Millville tables notion of police study


The Millville Town Council this week “shelved” the idea of having a police study conducted. In March 2011, the council had approved spending $650 for an initial study by the International Association of Chiefs of Police (IACP), to help determine the town’s need for police coverage. At their January town council meeting they decided they would have Town Manager Debbie Botchie get a little more information.

Mayor Gerry Hocker reported, on Botchie’s behalf, this week at a Jan. 23 town council workshop that the Department of Homeland Security does not do such studies, that the Institute of Public Administration at the University of Delaware has never done it, that a similar study conducted for Ocean View concentrated on staffing only. Further, he said, the International City and County Management Association (ICMA) does such studies at a cost of $1,000 per day, plus expenses, with a $3,000 cap.

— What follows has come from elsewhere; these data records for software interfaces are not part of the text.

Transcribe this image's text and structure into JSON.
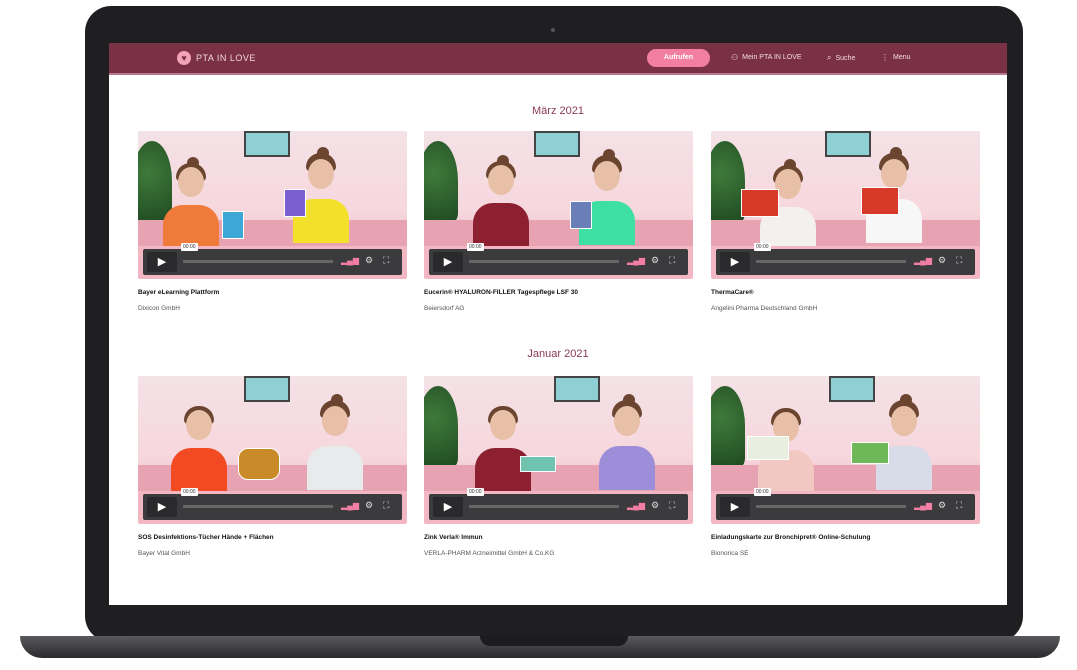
{
  "nav": {
    "logo_text": "PTA IN LOVE",
    "cta_label": "Aufrufen",
    "items": [
      {
        "icon": "user-icon",
        "glyph": "⚇",
        "label": "Mein PTA IN LOVE"
      },
      {
        "icon": "search-icon",
        "glyph": "⌕",
        "label": "Suche"
      },
      {
        "icon": "menu-icon",
        "glyph": "⋮",
        "label": "Menu"
      }
    ]
  },
  "sections": [
    {
      "month": "März 2021",
      "videos": [
        {
          "title": "Bayer eLearning Plattform",
          "company": "Dixicon GmbH",
          "time": "00:00"
        },
        {
          "title": "Eucerin® HYALURON-FILLER Tagespflege LSF 30",
          "company": "Beiersdorf AG",
          "time": "00:00"
        },
        {
          "title": "ThermaCare®",
          "company": "Angelini Pharma Deutschland GmbH",
          "time": "00:00"
        }
      ]
    },
    {
      "month": "Januar 2021",
      "videos": [
        {
          "title": "SOS Desinfektions-Tücher Hände + Flächen",
          "company": "Bayer Vital GmbH",
          "time": "00:00"
        },
        {
          "title": "Zink Verla® Immun",
          "company": "VERLA-PHARM Arzneimittel GmbH & Co.KG",
          "time": "00:00"
        },
        {
          "title": "Einladungskarte zur Bronchipret® Online-Schulung",
          "company": "Bionorica SE",
          "time": "00:00"
        }
      ]
    }
  ],
  "colors": {
    "brand": "#7a3045",
    "accent": "#f27fa3",
    "thumb_border": "#f3b7c4"
  }
}
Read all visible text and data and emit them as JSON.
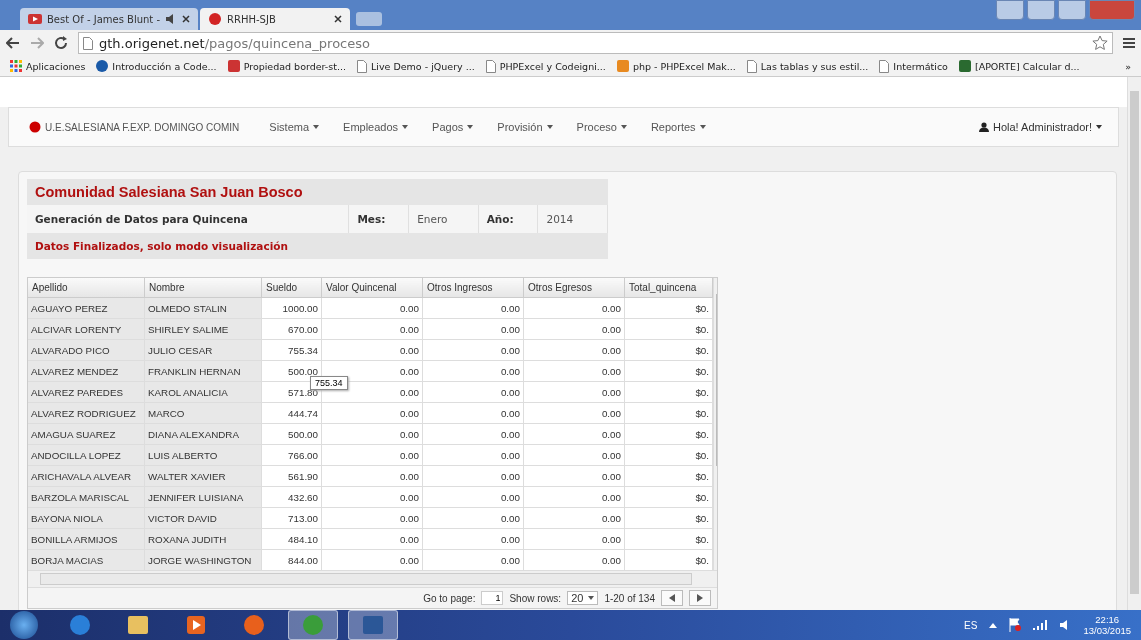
{
  "browser": {
    "tabs": [
      {
        "title": "Best Of - James Blunt -",
        "selected": false,
        "audio": true
      },
      {
        "title": "RRHH-SJB",
        "selected": true,
        "audio": false
      }
    ],
    "address": {
      "host": "gth.origenet.net",
      "path": "/pagos/quincena_proceso"
    },
    "bookmarks": [
      {
        "label": "Aplicaciones",
        "kind": "apps"
      },
      {
        "label": "Introducción a Code...",
        "kind": "globe"
      },
      {
        "label": "Propiedad border-st...",
        "kind": "book"
      },
      {
        "label": "Live Demo - jQuery ...",
        "kind": "page"
      },
      {
        "label": "PHPExcel y Codeigni...",
        "kind": "page"
      },
      {
        "label": "php - PHPExcel Mak...",
        "kind": "stack"
      },
      {
        "label": "Las tablas y sus estil...",
        "kind": "page"
      },
      {
        "label": "Intermático",
        "kind": "page"
      },
      {
        "label": "[APORTE] Calcular d...",
        "kind": "badge"
      }
    ],
    "more": "»"
  },
  "navbar": {
    "brand": "U.E.SALESIANA F.EXP. DOMINGO COMIN",
    "menus": [
      "Sistema",
      "Empleados",
      "Pagos",
      "Provisión",
      "Proceso",
      "Reportes"
    ],
    "user": "Hola! Administrador!"
  },
  "info": {
    "title": "Comunidad Salesiana San Juan Bosco",
    "subtitle": "Generación de Datos para Quincena",
    "month_label": "Mes:",
    "month": "Enero",
    "year_label": "Año:",
    "year": "2014",
    "status": "Datos Finalizados, solo modo visualización"
  },
  "table": {
    "columns": [
      "Apellido",
      "Nombre",
      "Sueldo",
      "Valor Quincenal",
      "Otros Ingresos",
      "Otros Egresos",
      "Total_quincena"
    ],
    "rows": [
      [
        "AGUAYO PEREZ",
        "OLMEDO STALIN",
        "1000.00",
        "0.00",
        "0.00",
        "0.00",
        "$0."
      ],
      [
        "ALCIVAR LORENTY",
        "SHIRLEY SALIME",
        "670.00",
        "0.00",
        "0.00",
        "0.00",
        "$0."
      ],
      [
        "ALVARADO PICO",
        "JULIO CESAR",
        "755.34",
        "0.00",
        "0.00",
        "0.00",
        "$0."
      ],
      [
        "ALVAREZ MENDEZ",
        "FRANKLIN HERNAN",
        "500.00",
        "0.00",
        "0.00",
        "0.00",
        "$0."
      ],
      [
        "ALVAREZ PAREDES",
        "KAROL ANALICIA",
        "571.80",
        "0.00",
        "0.00",
        "0.00",
        "$0."
      ],
      [
        "ALVAREZ RODRIGUEZ",
        "MARCO",
        "444.74",
        "0.00",
        "0.00",
        "0.00",
        "$0."
      ],
      [
        "AMAGUA SUAREZ",
        "DIANA ALEXANDRA",
        "500.00",
        "0.00",
        "0.00",
        "0.00",
        "$0."
      ],
      [
        "ANDOCILLA LOPEZ",
        "LUIS ALBERTO",
        "766.00",
        "0.00",
        "0.00",
        "0.00",
        "$0."
      ],
      [
        "ARICHAVALA ALVEAR",
        "WALTER XAVIER",
        "561.90",
        "0.00",
        "0.00",
        "0.00",
        "$0."
      ],
      [
        "BARZOLA MARISCAL",
        "JENNIFER LUISIANA",
        "432.60",
        "0.00",
        "0.00",
        "0.00",
        "$0."
      ],
      [
        "BAYONA NIOLA",
        "VICTOR DAVID",
        "713.00",
        "0.00",
        "0.00",
        "0.00",
        "$0."
      ],
      [
        "BONILLA ARMIJOS",
        "ROXANA JUDITH",
        "484.10",
        "0.00",
        "0.00",
        "0.00",
        "$0."
      ],
      [
        "BORJA MACIAS",
        "JORGE WASHINGTON",
        "844.00",
        "0.00",
        "0.00",
        "0.00",
        "$0."
      ]
    ],
    "tooltip": "755.34"
  },
  "pager": {
    "goto_label": "Go to page:",
    "page": "1",
    "rows_label": "Show rows:",
    "rows": "20",
    "range": "1-20 of 134"
  },
  "taskbar": {
    "apps": [
      {
        "kind": "ie",
        "active": false
      },
      {
        "kind": "folder",
        "active": false
      },
      {
        "kind": "media",
        "active": false
      },
      {
        "kind": "firefox",
        "active": false
      },
      {
        "kind": "chrome",
        "active": true
      },
      {
        "kind": "word",
        "active": true
      }
    ],
    "lang": "ES",
    "time": "22:16",
    "date": "13/03/2015"
  }
}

Botchie had been tasked with checking with other organizations such as those, to compare the $650 quote they received from IACP.

Councilwoman Joan Bennett argued that $3,000 had never been spent on a survey or study for the town addition, that it just “appeared” one day, and said, “What’s so bad about spending $3,000 for the public safety for our citizens and business owners?”

Councilman Jon Subity said he was happy that the ICMA at least had a scope of what the town would be getting for $1,000 per day but still thought it would be a waste of money studying something townspeople had said in a survey a little more than a year ago that they “wanted but weren’t willing to pay higher taxes for.”

Councilman Richard Thomas asked if college students couldn’t study the need for a police department for part of a class and offered that some Salisbury University students had expressed some interest in such as a class.

Councilman Robert Gordon said he would like to see the idea shelved for a period of three years to let the economy settle, and to give the town time to figure out what its need are.

Hocker added that, at his family’s grocery stores, they have prosecuted 40 people for shoplifting in the past year or so and, while previously it had taken 45 minutes to an hour before the state police would arrive, that is not the case anymore.

“Now, many times, they are sitting in the parking lot before the customer leaves the store — and that is service.” He explained that “once they conceal it, it is theft, but we let them get to the door.”

He also said the representative from IACP said had told them that many of the towns and cities that he studies have more police officers than Millville has residents, and added that most towns and cities are downsizing and merging departments, rather than starting them. Gordon offered motion to shelve the issue for a period of three years, “so it doesn’t creep up every two or three months.” But after Town Solicitor Seth Thompson said the council should be careful not to “bind future council legislatively,” he changed his motion to bring it up “at a later date,” so as not to preclude a different council from bringing it up before the end of the three-year period.

The council voted 5-0 to shelve the idea of a police study until “a later date.”